Doctors have long recognised a link between alcoholism and anxiety disorders such as post-traumatic stress disorder (PTSD).
Those who drink heavily are at increased risk for traumatic events like car accidents and domestic violence, but that only partially explains the connection.
New research using mice reveals heavy alcohol use actually rewires brain circuitry, making it harder for alcoholics to recover psychologically following a traumatic experience.
“There’s a whole spectrum to how people react to a traumatic event,” said study author Dr. Thomas Kash, assistant professor of pharmacology at the University of North Carolina School of Medicine. “It’s the recovery that we’re looking at — the ability to say ‘this is not dangerous anymore.’ Basically, our research shows that chronic exposure to alcohol can cause a deficit with regard to how our cognitive brain centers control our emotional brain centers.”
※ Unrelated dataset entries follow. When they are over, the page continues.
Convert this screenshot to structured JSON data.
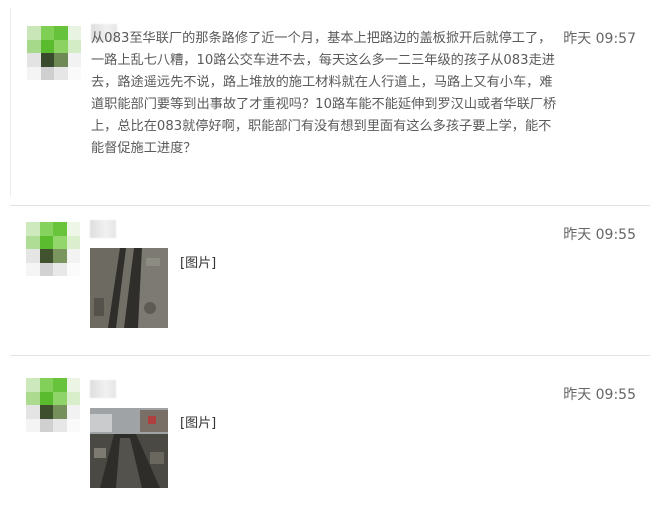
{
  "messages": [
    {
      "time": "昨天 09:57",
      "text": "从083至华联厂的那条路修了近一个月，基本上把路边的盖板掀开后就停工了，一路上乱七八糟，10路公交车进不去，每天这么多一二三年级的孩子从083走进去，路途遥远先不说，路上堆放的施工材料就在人行道上，马路上又有小车，难道职能部门要等到出事故了才重视吗？10路车能不能延伸到罗汉山或者华联厂桥上，总比在083就停好啊，职能部门有没有想到里面有这么多孩子要上学，能不能督促施工进度？"
    },
    {
      "time": "昨天 09:55",
      "image_label": "[图片]"
    },
    {
      "time": "昨天 09:55",
      "image_label": "[图片]"
    }
  ]
}
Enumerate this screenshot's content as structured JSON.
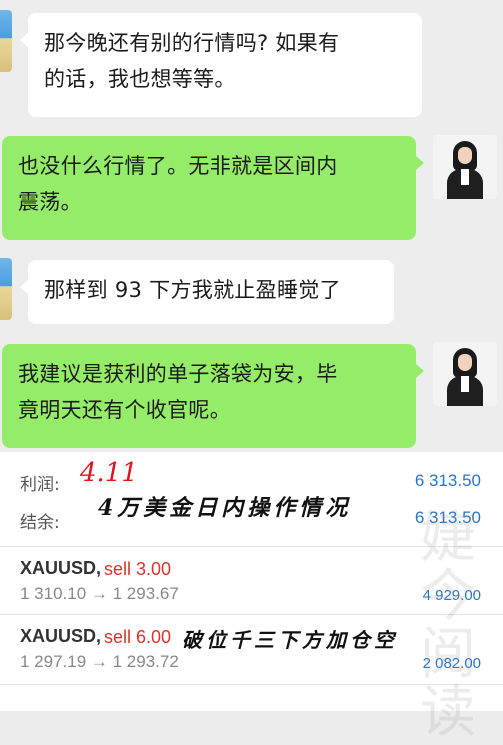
{
  "chat": {
    "messages": [
      {
        "side": "left",
        "line1": "那今晚还有别的行情吗? 如果有",
        "line2": "的话，我也想等等。"
      },
      {
        "side": "right",
        "line1": "也没什么行情了。无非就是区间内",
        "line2": "震荡。"
      },
      {
        "side": "left",
        "line1": "那样到 93 下方我就止盈睡觉了"
      },
      {
        "side": "right",
        "line1": "我建议是获利的单子落袋为安，毕",
        "line2": "竟明天还有个收官呢。"
      }
    ]
  },
  "account": {
    "profit_label": "利润:",
    "profit_value": "6 313.50",
    "balance_label": "结余:",
    "balance_value": "6 313.50"
  },
  "trades": [
    {
      "symbol": "XAUUSD,",
      "action": "sell 3.00",
      "prices": "1 310.10 → 1 293.67",
      "profit": "4 929.00"
    },
    {
      "symbol": "XAUUSD,",
      "action": "sell 6.00",
      "prices": "1 297.19 → 1 293.72",
      "profit": "2 082.00"
    }
  ],
  "annotations": {
    "date": "4.11",
    "summary": "4万美金日内操作情况",
    "trade_note": "破位千三下方加仓空"
  },
  "watermark": "婕今阅读",
  "colors": {
    "green_bubble": "#95ec69",
    "white_bubble": "#ffffff",
    "profit_blue": "#2a74c9",
    "sell_red": "#d9342b"
  }
}
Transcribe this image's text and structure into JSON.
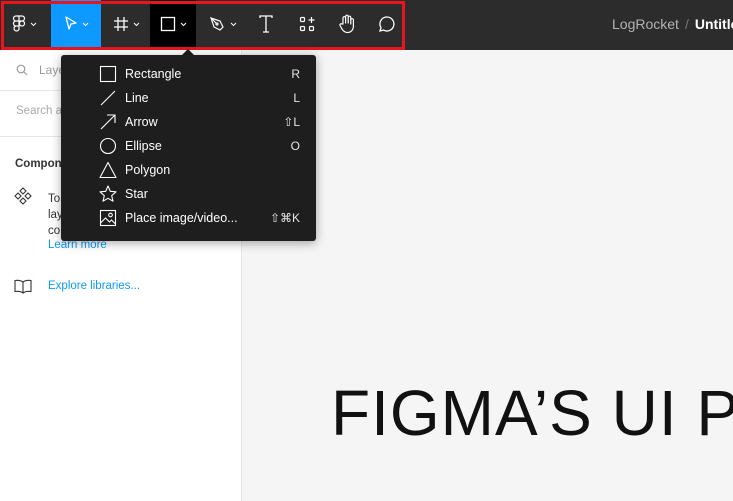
{
  "header": {
    "team": "LogRocket",
    "separator": "/",
    "file": "Untitled"
  },
  "sidebar": {
    "search_label": "Layers",
    "search_placeholder": "Search assets",
    "components_heading": "Components",
    "info_lines": [
      "To",
      "lay",
      "co"
    ],
    "learn_more": "Learn more",
    "explore": "Explore libraries..."
  },
  "canvas": {
    "title": "FIGMA’S UI PRO"
  },
  "menu": {
    "items": [
      {
        "label": "Rectangle",
        "shortcut": "R",
        "icon": "rectangle-icon"
      },
      {
        "label": "Line",
        "shortcut": "L",
        "icon": "line-icon"
      },
      {
        "label": "Arrow",
        "shortcut": "⇧L",
        "icon": "arrow-icon"
      },
      {
        "label": "Ellipse",
        "shortcut": "O",
        "icon": "ellipse-icon"
      },
      {
        "label": "Polygon",
        "shortcut": "",
        "icon": "polygon-icon"
      },
      {
        "label": "Star",
        "shortcut": "",
        "icon": "star-icon"
      },
      {
        "label": "Place image/video...",
        "shortcut": "⇧⌘K",
        "icon": "image-icon"
      }
    ]
  },
  "colors": {
    "toolbar_bg": "#2c2c2c",
    "active_blue": "#0d99ff",
    "highlight_red": "#e8141e",
    "link_blue": "#0d99ff"
  }
}
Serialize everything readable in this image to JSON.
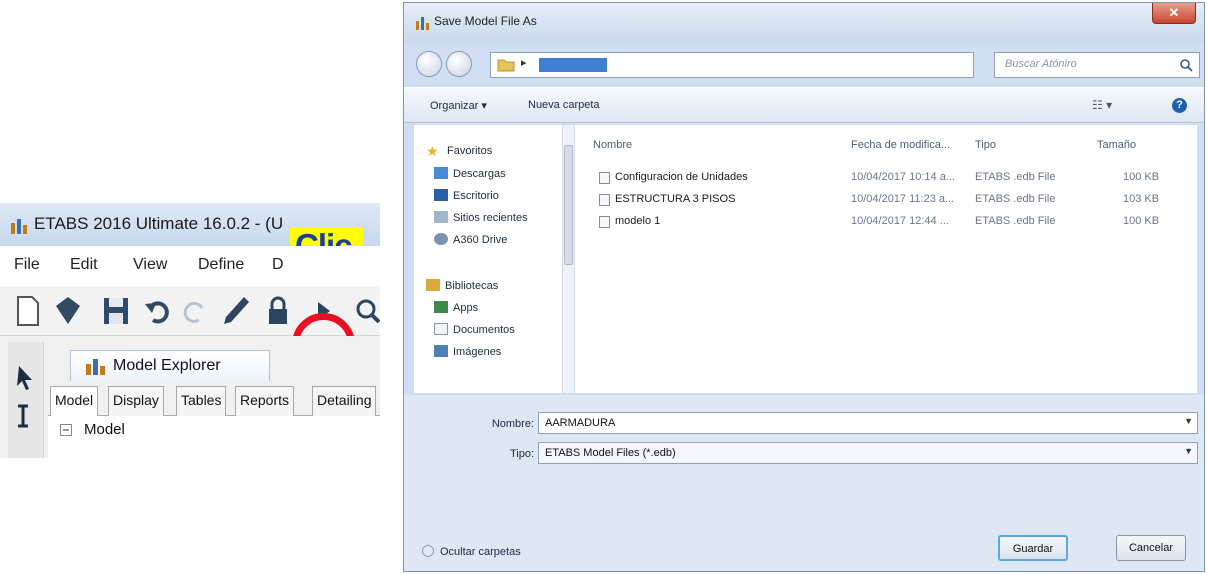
{
  "etabs": {
    "title": "ETABS 2016 Ultimate 16.0.2 - (U",
    "menu": [
      "File",
      "Edit",
      "View",
      "Define",
      "D"
    ],
    "callout": "Clic",
    "explorer_title": "Model Explorer",
    "tabs": [
      "Model",
      "Display",
      "Tables",
      "Reports",
      "Detailing"
    ],
    "tree_root": "Model",
    "highlight_color": "#e81123",
    "callout_color": "#ffff00"
  },
  "dialog": {
    "title": "Save Model File As",
    "search_placeholder": "Buscar Atóniro",
    "toolbar": {
      "organizar": "Organizar ▾",
      "nueva_carpeta": "Nueva carpeta"
    },
    "nav": {
      "favorites": "Favoritos",
      "favorite_items": [
        "Descargas",
        "Escritorio",
        "Sitios recientes",
        "A360 Drive"
      ],
      "libraries": "Bibliotecas",
      "library_items": [
        "Apps",
        "Documentos",
        "Imágenes"
      ]
    },
    "columns": {
      "name": "Nombre",
      "date": "Fecha de modifica...",
      "type": "Tipo",
      "size": "Tamaño"
    },
    "files": [
      {
        "name": "Configuracion de Unidades",
        "date": "10/04/2017 10:14 a...",
        "type": "ETABS .edb File",
        "size": "100 KB"
      },
      {
        "name": "ESTRUCTURA 3 PISOS",
        "date": "10/04/2017 11:23 a...",
        "type": "ETABS .edb File",
        "size": "103 KB"
      },
      {
        "name": "modelo 1",
        "date": "10/04/2017 12:44 ...",
        "type": "ETABS .edb File",
        "size": "100 KB"
      }
    ],
    "form": {
      "nombre_label": "Nombre:",
      "nombre_value": "AARMADURA",
      "tipo_label": "Tipo:",
      "tipo_value": "ETABS Model Files (*.edb)"
    },
    "hide_folders": "Ocultar carpetas",
    "save_button": "Guardar",
    "cancel_button": "Cancelar"
  }
}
The study, which was published online on Sept. 2, 2012 by the journal Nature Neuroscience, was conducted by scientists at the National Institute on Alcohol Abuse and Alcoholism (NIAAA) and University of North Carolina’s (UNC’s) Bowles Center for Alcohol Studies.